15 October 2018
Banking the World’s Seeds
The Millennium Seed Bank Partnership safeguards wild plant diversity and enables its sustainable utilisation through global partnership.
Kew’s global seed banking network, the Millennium Seed Bank Partnership (MSBP), is the largest ex situ plant conservation programme in the world.
Our focus is on plant life faced with the threat of extinction and plants of most use for the future. The State of the World's Plants Report highlighted that 21% of global plant species are threatened with extinction. The seeds we save are conserved in seed banks as an insurance against the risk of extinction in their native habitat.
Working with our network of partners across 100 countries and overseas territories, we have successfully banked over 15% of the world's wild plant species. Collections are preserved at the Wellcome Trust Millennium Building at Wakehurst Place and around the world in our partner seed banks. The collections and the vital associated knowledge enable innovation, adaptation and resilience in agriculture, horticulture, forestry and habitat restoration. The published MSBP Seed Conservation Standards provide a basis for technology transfer amongst partners and help to assure users of the quality of the seed collections.
One of the strategic outputs from the Kew Science Strategy (2015-2020), Banking the World's Seeds prioritises plants and regions most at risk from the impact of human activities, including from land use and climate change.
Through the Millennium Seed Bank Partnership, we aim to achieve the following:
• Bank 25% of the world’s plant species; this equates to approximately 75,000 species.
• Strengthen the seed collections of the UK flora, with a focus on multi-provenance collections of woody species via the UK National Tree Seed Project.
• Continue our research into the different strategies needed to sample genetic diversity, and conserve seeds that cannot withstand desiccation and freezing.
• Continue to expand the network of countries and partners, working under common seed conservation standards to achieve increased focus on collection quality and genetic diversity of collections.
Examples of major programmes of work that contribute to this objective are

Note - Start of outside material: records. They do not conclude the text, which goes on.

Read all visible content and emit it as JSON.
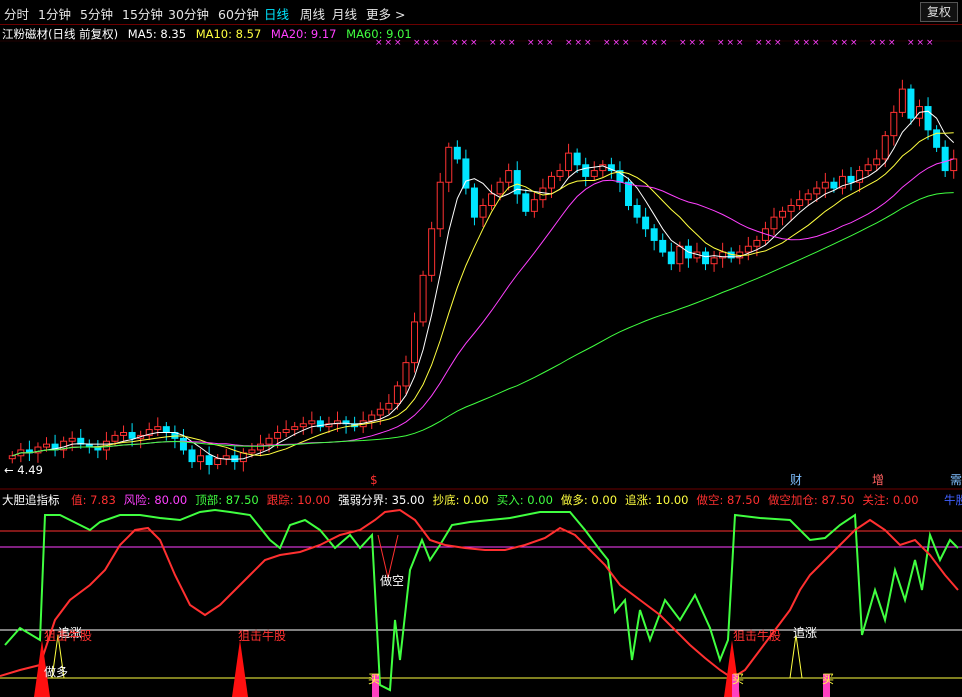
{
  "toolbar": {
    "tabs": [
      {
        "label": "分时"
      },
      {
        "label": "1分钟"
      },
      {
        "label": "5分钟"
      },
      {
        "label": "15分钟"
      },
      {
        "label": "30分钟"
      },
      {
        "label": "60分钟"
      },
      {
        "label": "日线",
        "active": true
      },
      {
        "label": "周线"
      },
      {
        "label": "月线"
      },
      {
        "label": "更多 >"
      }
    ],
    "fuquan_label": "复权"
  },
  "main_legend": {
    "title": "江粉磁材(日线 前复权)",
    "ma5": "MA5: 8.35",
    "ma10": "MA10: 8.57",
    "ma20": "MA20: 9.17",
    "ma60": "MA60: 9.01",
    "low_label": "← 4.49"
  },
  "event_markers": [
    {
      "label": "$",
      "color": "#ff3030"
    },
    {
      "label": "财",
      "color": "#7fbfff"
    },
    {
      "label": "增",
      "color": "#ff6060"
    },
    {
      "label": "需",
      "color": "#7fbfff"
    }
  ],
  "indicator_legend": {
    "name": "大胆追指标",
    "items": [
      {
        "text": "值: 7.83",
        "color": "#ff3030"
      },
      {
        "text": "风险: 80.00",
        "color": "#ff40ff"
      },
      {
        "text": "顶部: 87.50",
        "color": "#40ff40"
      },
      {
        "text": "跟踪: 10.00",
        "color": "#ff3030"
      },
      {
        "text": "强弱分界: 35.00",
        "color": "#ffffff"
      },
      {
        "text": "抄底: 0.00",
        "color": "#ffff40"
      },
      {
        "text": "买入: 0.00",
        "color": "#40ff40"
      },
      {
        "text": "做多: 0.00",
        "color": "#ffff40"
      },
      {
        "text": "追涨: 10.00",
        "color": "#ffff40"
      },
      {
        "text": "做空: 87.50",
        "color": "#ff3030"
      },
      {
        "text": "做空加仓: 87.50",
        "color": "#ff3030"
      },
      {
        "text": "关注: 0.00",
        "color": "#ff3030"
      }
    ],
    "extra": "牛股"
  },
  "signals": [
    {
      "text": "追涨",
      "color": "#ffffff"
    },
    {
      "text": "狙击牛股",
      "color": "#ff3030"
    },
    {
      "text": "狙击牛股",
      "color": "#ff3030"
    },
    {
      "text": "做空",
      "color": "#ffffff"
    },
    {
      "text": "狙击牛股",
      "color": "#ff3030"
    },
    {
      "text": "追涨",
      "color": "#ffffff"
    },
    {
      "text": "做多",
      "color": "#ffffff"
    },
    {
      "text": "买",
      "color": "#ffff40"
    },
    {
      "text": "买",
      "color": "#ffff40"
    },
    {
      "text": "买",
      "color": "#ffff40"
    }
  ],
  "colors": {
    "up": "#ff3232",
    "down": "#00e5ff",
    "ma5": "#ffffff",
    "ma10": "#ffff40",
    "ma20": "#ff40ff",
    "ma60": "#40ff40"
  },
  "chart_data": {
    "type": "candlestick",
    "price_range": [
      4.49,
      11.5
    ],
    "low_marker": 4.49,
    "closes": [
      4.7,
      4.8,
      4.75,
      4.85,
      4.9,
      4.8,
      4.95,
      5.0,
      4.9,
      4.85,
      4.8,
      4.95,
      5.05,
      5.1,
      5.0,
      5.05,
      5.15,
      5.2,
      5.1,
      5.0,
      4.8,
      4.6,
      4.7,
      4.55,
      4.65,
      4.7,
      4.6,
      4.75,
      4.8,
      4.9,
      5.0,
      5.1,
      5.15,
      5.2,
      5.25,
      5.3,
      5.2,
      5.25,
      5.3,
      5.25,
      5.2,
      5.3,
      5.4,
      5.5,
      5.6,
      5.9,
      6.3,
      7.0,
      7.8,
      8.6,
      9.4,
      10.0,
      9.8,
      9.3,
      8.8,
      9.0,
      9.2,
      9.4,
      9.6,
      9.2,
      8.9,
      9.1,
      9.3,
      9.5,
      9.6,
      9.9,
      9.7,
      9.5,
      9.6,
      9.7,
      9.6,
      9.4,
      9.0,
      8.8,
      8.6,
      8.4,
      8.2,
      8.0,
      8.3,
      8.1,
      8.2,
      8.0,
      8.1,
      8.2,
      8.1,
      8.2,
      8.3,
      8.4,
      8.6,
      8.8,
      8.9,
      9.0,
      9.1,
      9.2,
      9.3,
      9.4,
      9.3,
      9.5,
      9.4,
      9.6,
      9.7,
      9.8,
      10.2,
      10.6,
      11.0,
      10.5,
      10.7,
      10.3,
      10.0,
      9.6,
      9.8
    ]
  }
}
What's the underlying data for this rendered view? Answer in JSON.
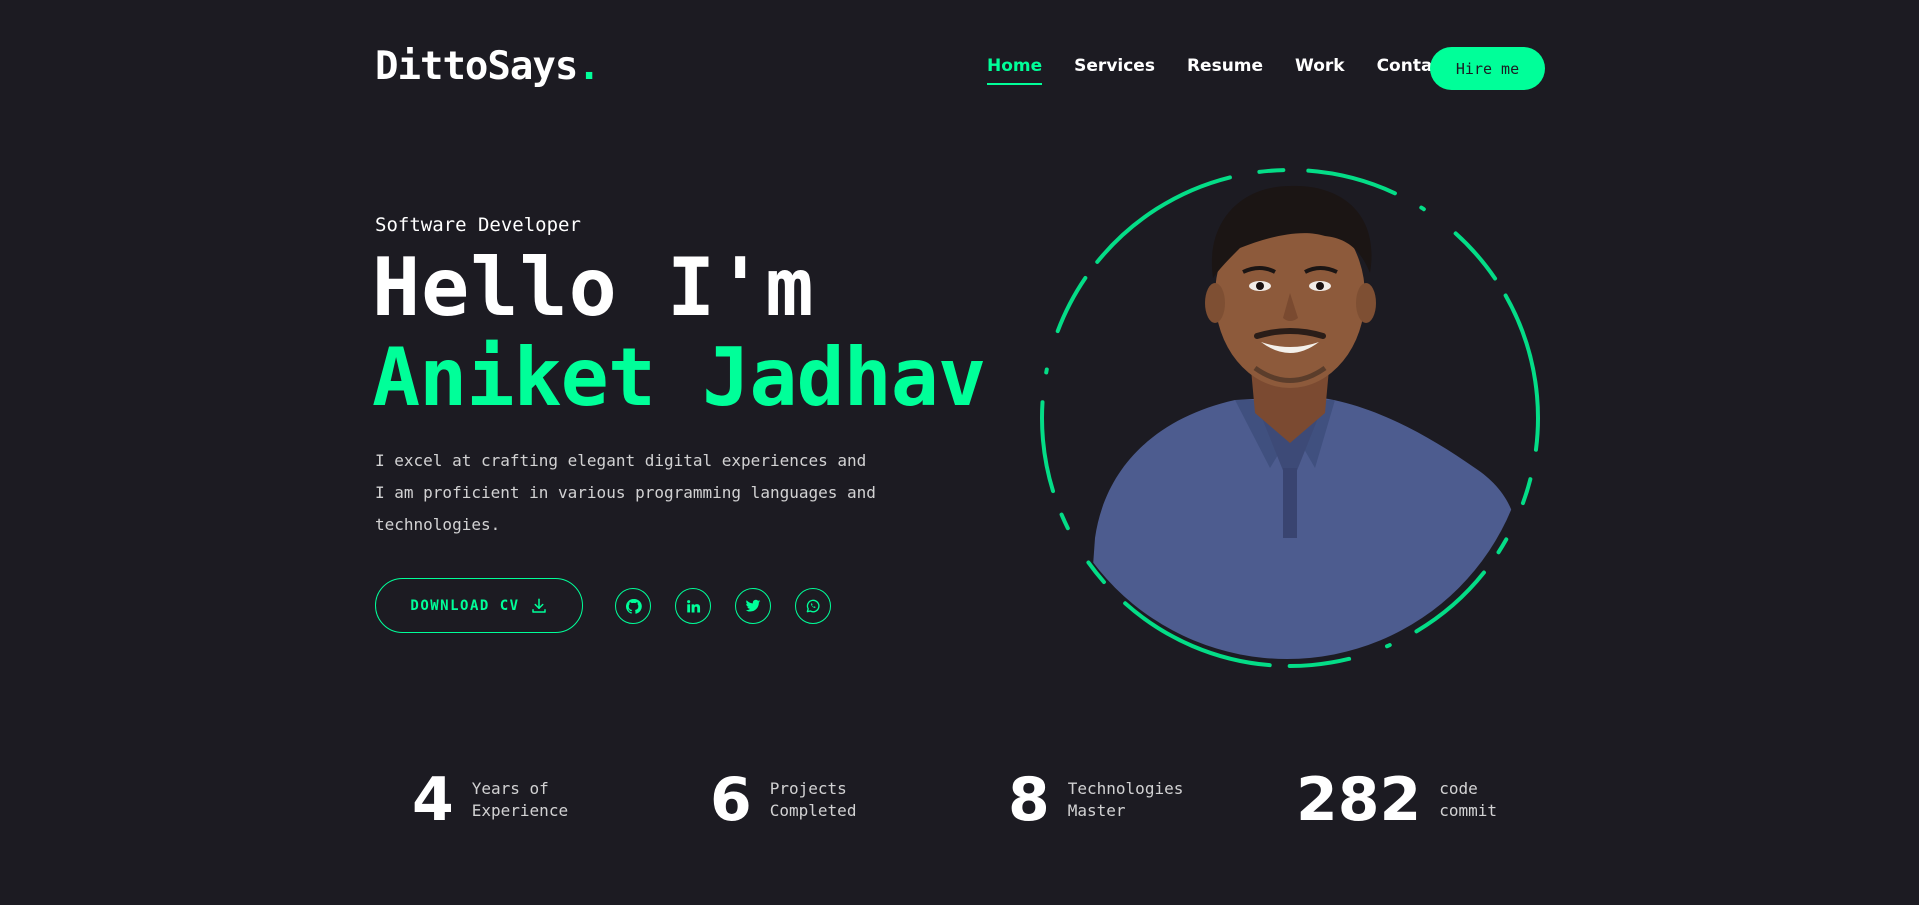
{
  "logo": {
    "text": "DittoSays",
    "dot": "."
  },
  "nav": {
    "items": [
      "Home",
      "Services",
      "Resume",
      "Work",
      "Contact"
    ],
    "active": "Home",
    "hire_label": "Hire me"
  },
  "hero": {
    "role": "Software Developer",
    "greeting": "Hello I'm",
    "name": "Aniket Jadhav",
    "description_lines": [
      "I excel at crafting elegant digital experiences and",
      "I am proficient in various programming languages and",
      "technologies."
    ],
    "cv_label": "DOWNLOAD CV",
    "socials": [
      "github-icon",
      "linkedin-icon",
      "twitter-icon",
      "whatsapp-icon"
    ]
  },
  "stats": [
    {
      "value": "4",
      "label_line1": "Years of",
      "label_line2": "Experience"
    },
    {
      "value": "6",
      "label_line1": "Projects",
      "label_line2": "Completed"
    },
    {
      "value": "8",
      "label_line1": "Technologies",
      "label_line2": "Master"
    },
    {
      "value": "282",
      "label_line1": "code",
      "label_line2": "commit"
    }
  ],
  "colors": {
    "accent": "#00ff99",
    "background": "#1c1b22",
    "shirt": "#4a5a8e"
  }
}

• Collect and conserve seed from more than 350 species of Crop Wild Relative, facilitating their use in breeding new and improved crops better adapted to climate change. Link to ‘Adapting agriculture to climate change’ project
• conserve 3,000 of the rarest, most threatened and useful trees and woody shrubs, and to undertake several research programmes to improve our knowledge of tree conservation. link to ‘Global tree seed project’
The targets of the Millennium Seed Bank Partnership help to achieve Target 8 of the Global Strategy for Plant Conservation, one of the Cross-Cutting Issues of the Convention on Biological Diversity.
Adapting agriculture to climate change
Global tree seed project
Conserving seed from the rare and endangered flora of the USA
Saving the endangered and endemic plants of Baja California, Mexico (Phase 2)
Science-based conservation of tree species in Mexico
Conserving Thailand’s crop wild relatives through ex situ conservation and use
Bunchy top virus mitigation: screening wild bananas for resistance
Banking the flora of Kyrgyzstan
1000 Species project
Saving the flora of the Caucasus
European Alpine Seed Conservation & Research Network
Conserving the endemic flora of the Carpathian region
National Seed Conservation programmes
Alpine Seed Conservation
Conserving the genetic diversity of St Helena's threatened endemic flora
Seeds are available for distribution to bona fide users, view the MSB Seed List. There are also a number of different MSBP resources for use by our partners and other parties including:
- Seed bank data exchange
- Technical sheets
- Seed conservation standards
- Field manuals
See our MSB Partnership Data Warehouse Resources page to view what is available.
The Millennium Seed Bank Partnership newsletter, Samara, is published twice annually. It contains interesting stories and experiences from our partners across the globe. Read the latest issues of Issues of Samara.